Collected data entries

------------------------------------

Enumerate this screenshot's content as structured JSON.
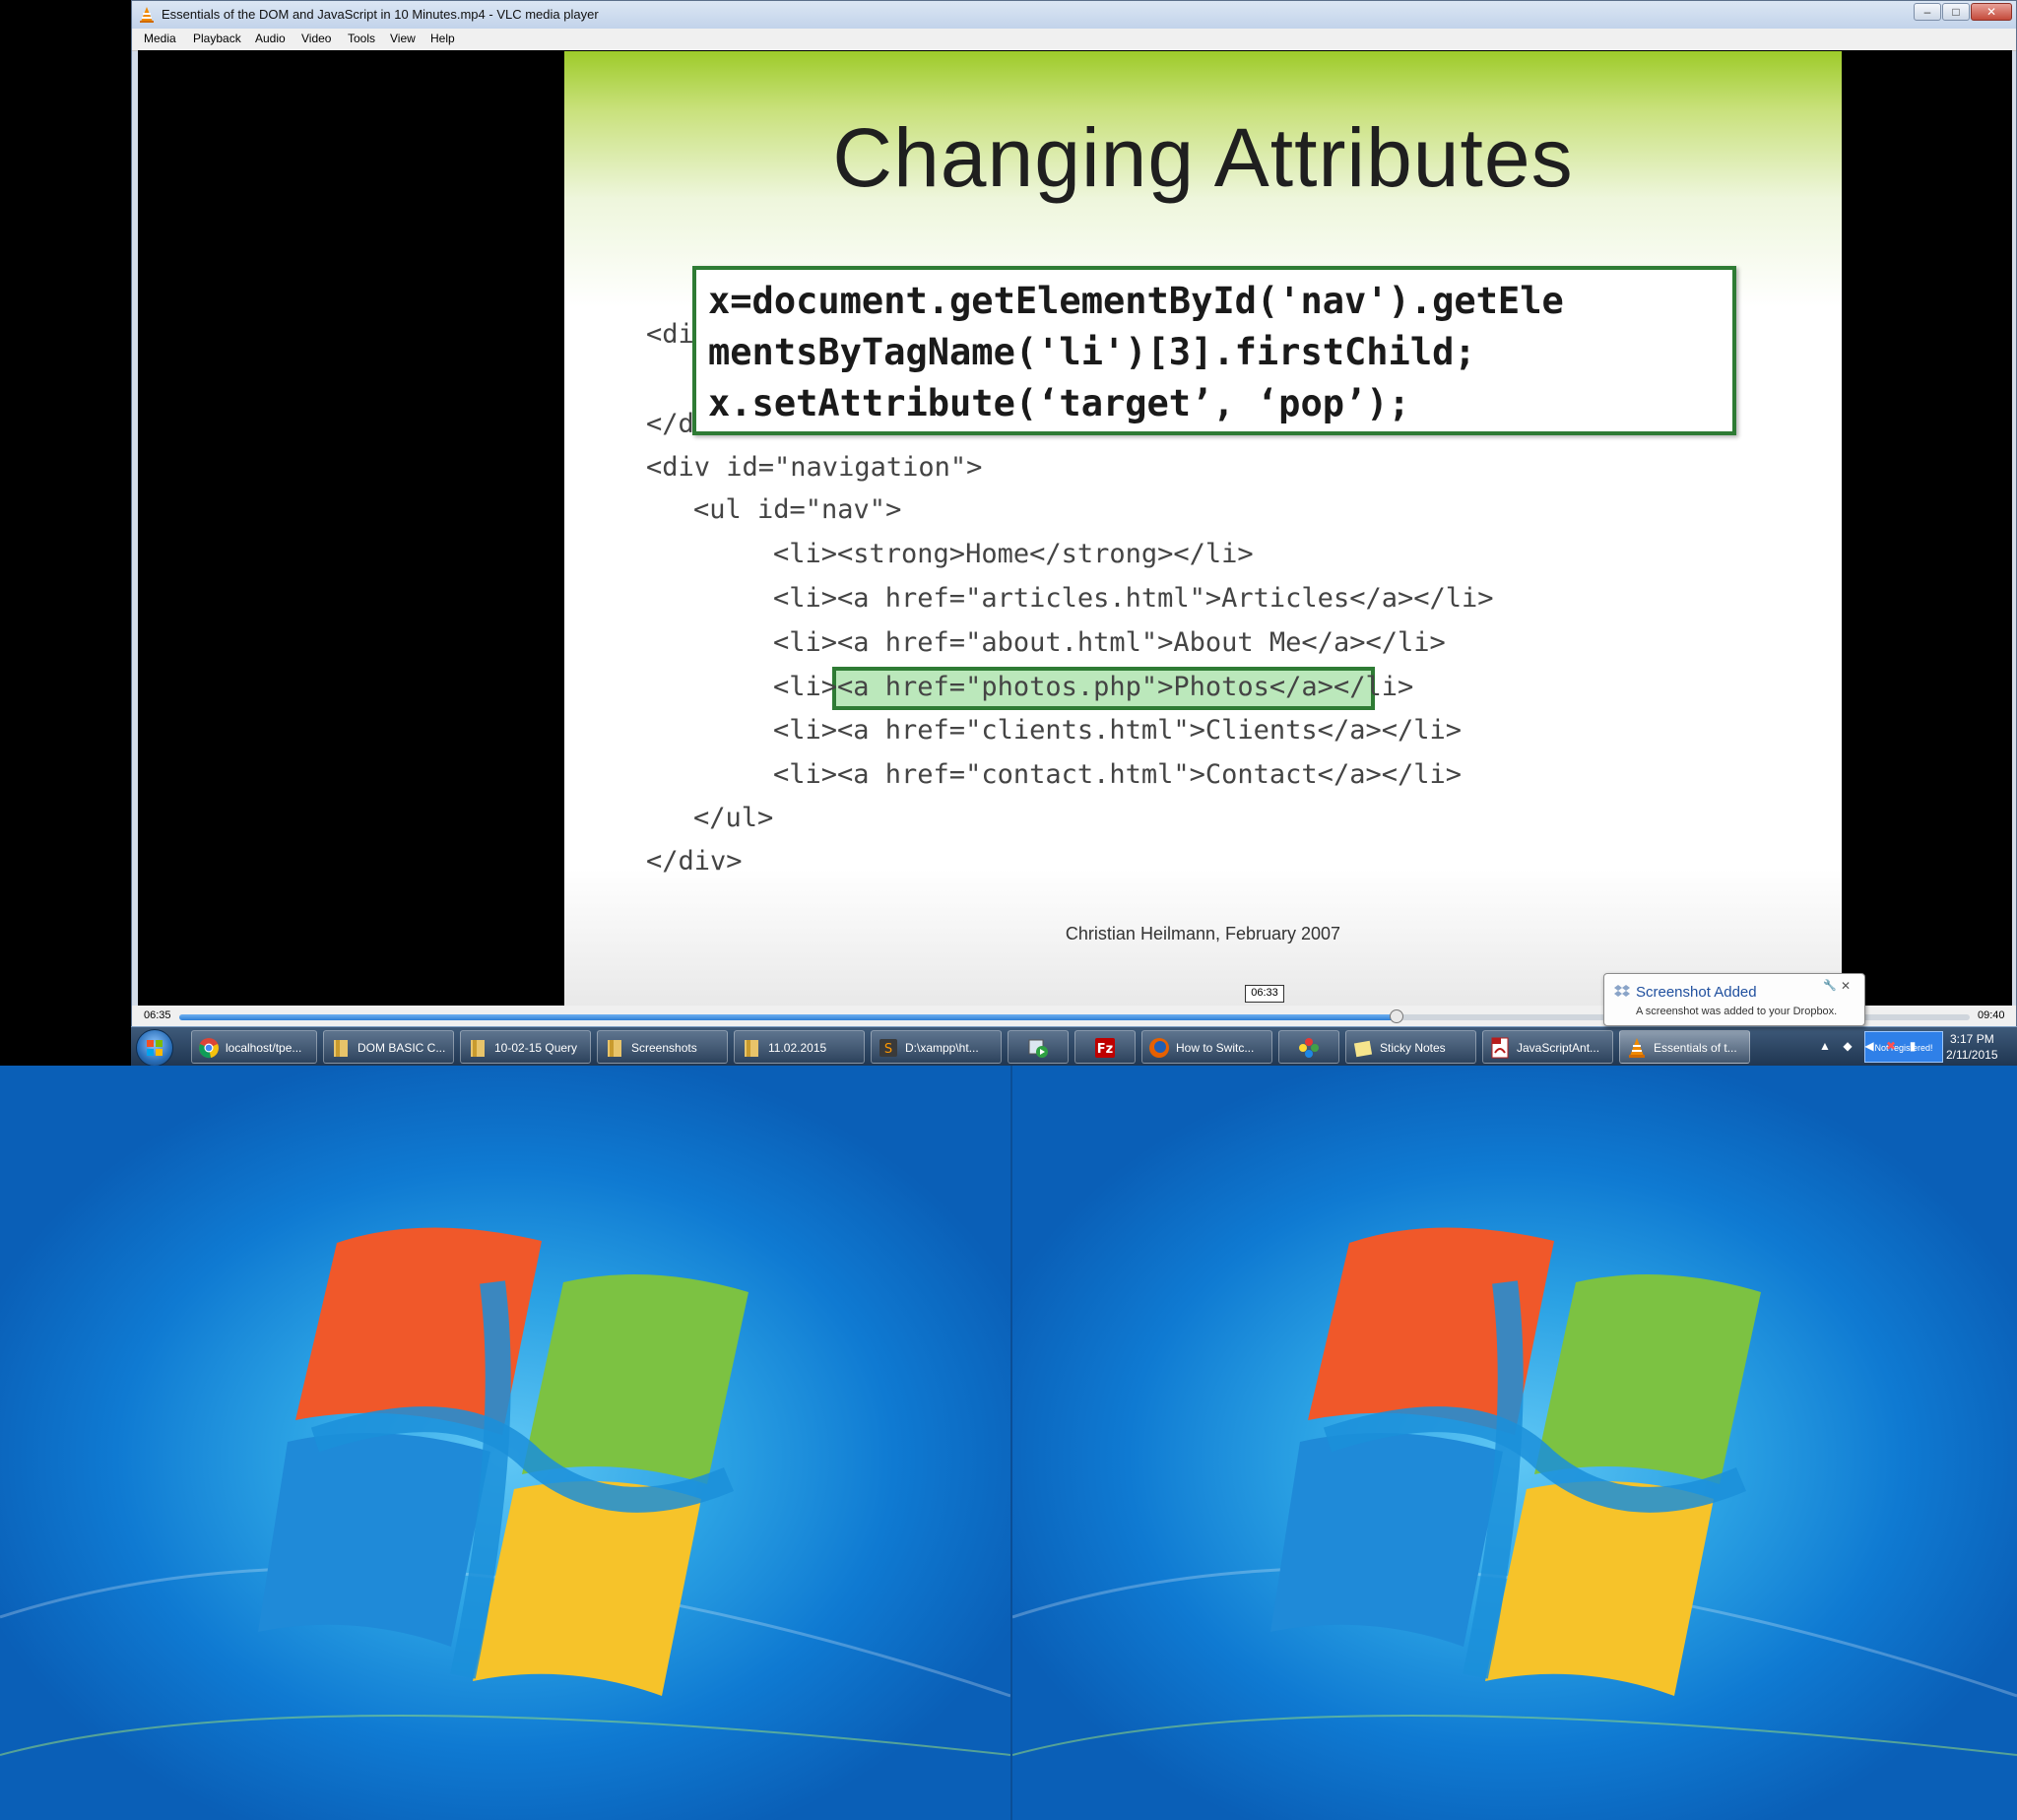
{
  "window": {
    "title": "Essentials of the DOM and JavaScript in 10 Minutes.mp4 - VLC media player",
    "minimize": "–",
    "maximize": "□",
    "close": "✕"
  },
  "menu": [
    "Media",
    "Playback",
    "Audio",
    "Video",
    "Tools",
    "View",
    "Help"
  ],
  "slide": {
    "title": "Changing Attributes",
    "box_lines": [
      "x=document.getElementById('nav').getEle",
      "mentsByTagName('li')[3].firstChild;",
      "x.setAttribute(‘target’, ‘pop’);"
    ],
    "code_lines": [
      "<di",
      "</d",
      "<div id=\"navigation\">",
      "<ul id=\"nav\">",
      "<li><strong>Home</strong></li>",
      "<li><a href=\"articles.html\">Articles</a></li>",
      "<li><a href=\"about.html\">About Me</a></li>",
      "<li><a href=\"photos.php\">Photos</a></li>",
      "<li><a href=\"clients.html\">Clients</a></li>",
      "<li><a href=\"contact.html\">Contact</a></li>",
      "</ul>",
      "</div>"
    ],
    "footer": "Christian Heilmann, February 2007"
  },
  "playback": {
    "elapsed": "06:35",
    "total": "09:40",
    "hover_time": "06:33",
    "progress": 0.68
  },
  "taskbar": {
    "items": [
      {
        "label": "localhost/tpe...",
        "icon": "chrome-icon"
      },
      {
        "label": "DOM BASIC C...",
        "icon": "folder-icon"
      },
      {
        "label": "10-02-15 Query",
        "icon": "folder-icon"
      },
      {
        "label": "Screenshots",
        "icon": "folder-icon"
      },
      {
        "label": "11.02.2015",
        "icon": "folder-icon"
      },
      {
        "label": "D:\\xampp\\ht...",
        "icon": "sublime-icon"
      },
      {
        "label": "",
        "icon": "media-app-icon"
      },
      {
        "label": "",
        "icon": "filezilla-icon"
      },
      {
        "label": "How to Switc...",
        "icon": "firefox-icon"
      },
      {
        "label": "",
        "icon": "pinwheel-icon"
      },
      {
        "label": "Sticky Notes",
        "icon": "sticky-notes-icon"
      },
      {
        "label": "JavaScriptAnt...",
        "icon": "pdf-icon"
      },
      {
        "label": "Essentials of t...",
        "icon": "vlc-icon"
      }
    ],
    "not_registered": "Not registered!",
    "clock_time": "3:17 PM",
    "clock_date": "2/11/2015"
  },
  "notification": {
    "title": "Screenshot Added",
    "body": "A screenshot was added to your Dropbox.",
    "close": "✕",
    "pin": "🔧"
  },
  "colors": {
    "taskbar": "#1f3550",
    "slide_green": "#9ecb2a",
    "highlight_border": "#2e7b34",
    "desktop_blue": "#0f7ad2"
  }
}
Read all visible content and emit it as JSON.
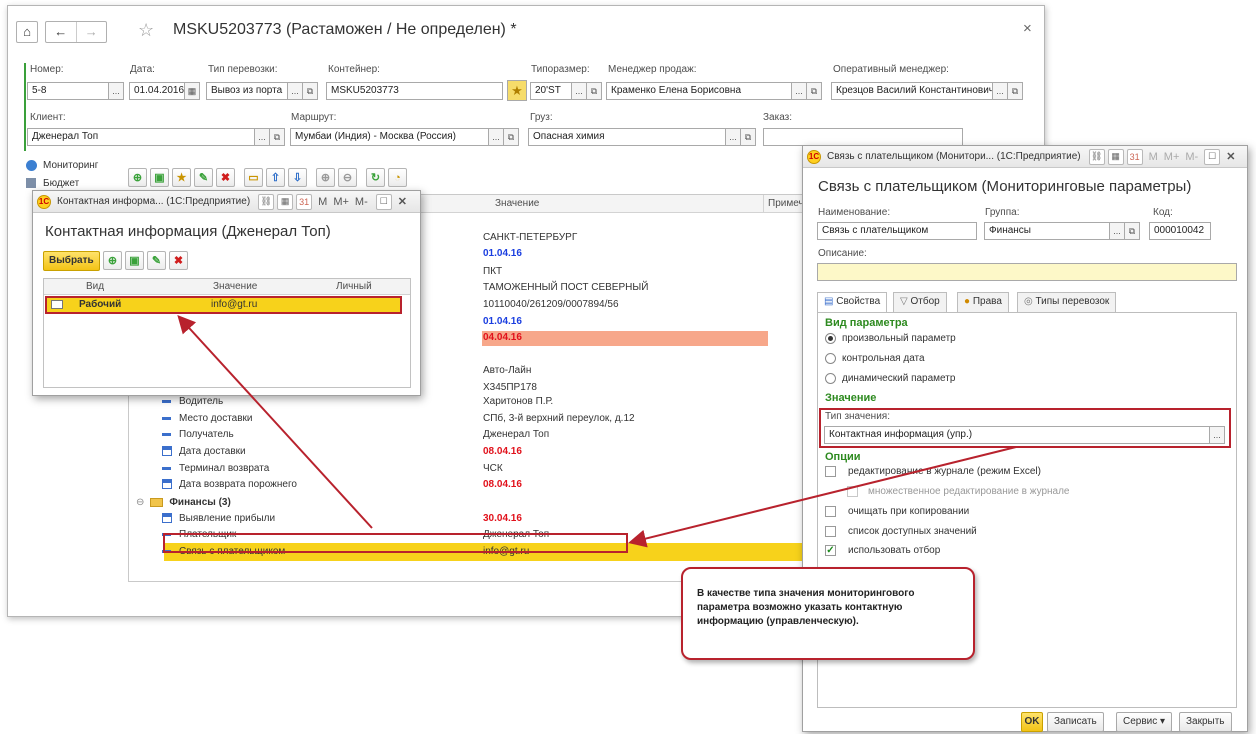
{
  "main": {
    "title": "MSKU5203773 (Растаможен / Не определен) *",
    "close": "×",
    "fields": {
      "number_label": "Номер:",
      "number_value": "5-8",
      "date_label": "Дата:",
      "date_value": "01.04.2016",
      "transport_label": "Тип перевозки:",
      "transport_value": "Вывоз из порта",
      "container_label": "Контейнер:",
      "container_value": "MSKU5203773",
      "size_label": "Типоразмер:",
      "size_value": "20'ST",
      "sales_label": "Менеджер продаж:",
      "sales_value": "Краменко Елена Борисовна",
      "oper_label": "Оперативный менеджер:",
      "oper_value": "Крезцов Василий Константинович",
      "client_label": "Клиент:",
      "client_value": "Дженерал Топ",
      "route_label": "Маршрут:",
      "route_value": "Мумбаи (Индия) - Москва (Россия)",
      "cargo_label": "Груз:",
      "cargo_value": "Опасная химия",
      "order_label": "Заказ:",
      "order_value": ""
    },
    "side": [
      "Мониторинг",
      "Бюджет"
    ],
    "grid_headers": [
      "Значение",
      "Примеча"
    ],
    "values_top": [
      "САНКТ-ПЕТЕРБУРГ",
      "01.04.16",
      "ПКТ",
      "ТАМОЖЕННЫЙ ПОСТ СЕВЕРНЫЙ",
      "10110040/261209/0007894/56",
      "01.04.16",
      "04.04.16"
    ],
    "tree_rows": [
      {
        "name": "Водитель",
        "value": "Харитонов П.Р.",
        "kind": "dash",
        "style": "normal"
      },
      {
        "name": "Место доставки",
        "value": "СПб, 3-й верхний переулок, д.12",
        "kind": "dash",
        "style": "normal"
      },
      {
        "name": "Получатель",
        "value": "Дженерал Топ",
        "kind": "dash",
        "style": "normal"
      },
      {
        "name": "Дата доставки",
        "value": "08.04.16",
        "kind": "cal",
        "style": "red"
      },
      {
        "name": "Терминал возврата",
        "value": "ЧСК",
        "kind": "dash",
        "style": "normal"
      },
      {
        "name": "Дата возврата порожнего",
        "value": "08.04.16",
        "kind": "cal",
        "style": "red"
      },
      {
        "name": "Финансы (3)",
        "value": "",
        "kind": "folder",
        "style": "bold"
      },
      {
        "name": "Выявление прибыли",
        "value": "30.04.16",
        "kind": "cal",
        "style": "red"
      },
      {
        "name": "Плательщик",
        "value": "Дженерал Топ",
        "kind": "dash",
        "style": "normal"
      },
      {
        "name": "Связь с плательщиком",
        "value": "info@gt.ru",
        "kind": "dash",
        "style": "selected"
      }
    ],
    "values_mid": [
      "Авто-Лайн",
      "Х345ПР178"
    ]
  },
  "contact": {
    "titlebar": "Контактная информа... (1С:Предприятие)",
    "heading": "Контактная информация (Дженерал Топ)",
    "select_button": "Выбрать",
    "columns": [
      "Вид",
      "Значение",
      "Личный"
    ],
    "row": {
      "kind": "Рабочий",
      "value": "info@gt.ru"
    }
  },
  "link": {
    "titlebar": "Связь с плательщиком (Монитори... (1С:Предприятие)",
    "heading": "Связь с плательщиком (Мониторинговые параметры)",
    "name_label": "Наименование:",
    "name_value": "Связь с плательщиком",
    "group_label": "Группа:",
    "group_value": "Финансы",
    "code_label": "Код:",
    "code_value": "000010042",
    "desc_label": "Описание:",
    "tabs": [
      "Свойства",
      "Отбор",
      "Права",
      "Типы перевозок"
    ],
    "param_section": "Вид параметра",
    "radios": [
      "произвольный параметр",
      "контрольная дата",
      "динамический параметр"
    ],
    "value_section": "Значение",
    "type_label": "Тип значения:",
    "type_value": "Контактная информация (упр.)",
    "options_section": "Опции",
    "options": [
      "редактирование в журнале (режим Excel)",
      "множественное редактирование в журнале",
      "очищать при копировании",
      "список доступных значений",
      "использовать отбор"
    ],
    "buttons": {
      "ok": "OK",
      "save": "Записать",
      "service": "Сервис",
      "close": "Закрыть"
    }
  },
  "callout": {
    "text": "В качестве типа значения мониторингового параметра возможно указать контактную информацию (управленческую)."
  },
  "colors": {
    "accent_red": "#b8222d",
    "selected_row": "#f7d21b",
    "highlight_row": "#f7a78a"
  }
}
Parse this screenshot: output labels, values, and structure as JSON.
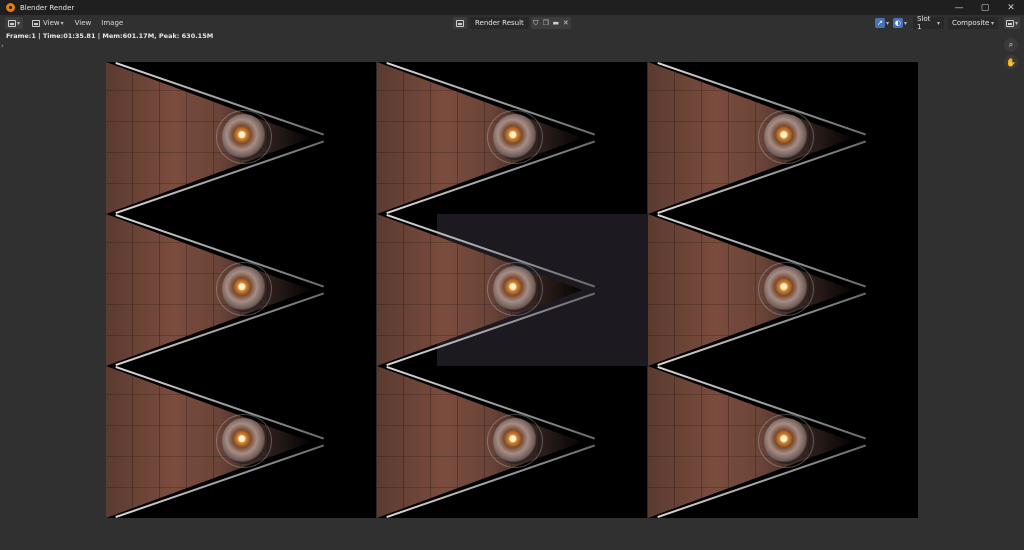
{
  "window": {
    "title": "Blender Render",
    "controls": {
      "minimize": "—",
      "maximize": "▢",
      "close": "✕"
    }
  },
  "header": {
    "view_toggle_label": "View",
    "menus": [
      "View",
      "Image"
    ],
    "image_name": "Render Result",
    "slot": "Slot 1",
    "layer": "Composite"
  },
  "info": {
    "text": "Frame:1 | Time:01:35.81 | Mem:601.17M, Peak: 630.15M"
  },
  "icons": {
    "app": "blender-logo-icon",
    "zoom": "magnifier-icon",
    "pan": "hand-icon"
  },
  "colors": {
    "accent": "#4772b3",
    "app_icon": "#e87d0d",
    "background": "#303030"
  }
}
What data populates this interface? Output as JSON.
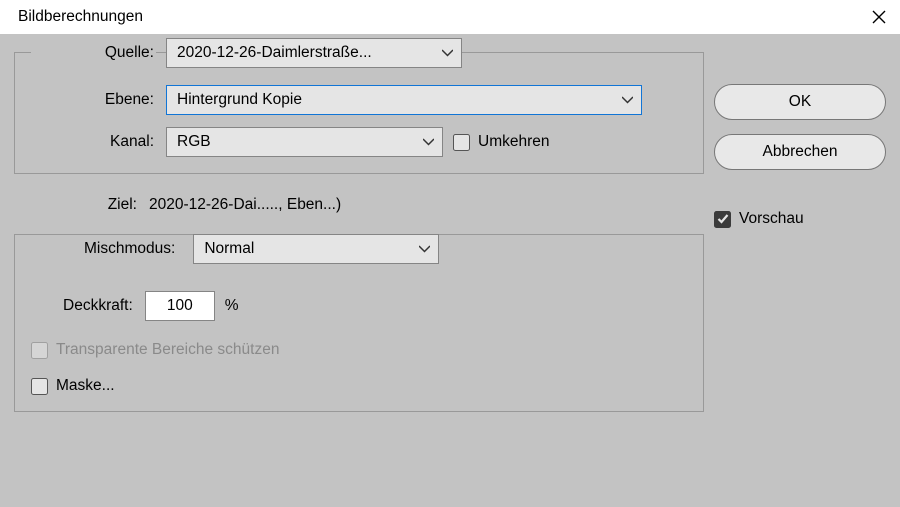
{
  "title": "Bildberechnungen",
  "labels": {
    "source": "Quelle:",
    "layer": "Ebene:",
    "channel": "Kanal:",
    "invert": "Umkehren",
    "target": "Ziel:",
    "blend": "Mischmodus:",
    "opacity": "Deckkraft:",
    "percent": "%",
    "preserve_transparency": "Transparente Bereiche schützen",
    "mask": "Maske..."
  },
  "values": {
    "source": "2020-12-26-Daimlerstraße...",
    "layer": "Hintergrund Kopie",
    "channel": "RGB",
    "target": "2020-12-26-Dai....., Eben...)",
    "blend": "Normal",
    "opacity": "100"
  },
  "buttons": {
    "ok": "OK",
    "cancel": "Abbrechen"
  },
  "preview_label": "Vorschau",
  "preview_checked": true
}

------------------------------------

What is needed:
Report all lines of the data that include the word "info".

Answer space:
        "value": "info@gt.ru",
      "value": "info@gt.ru"
  "info": {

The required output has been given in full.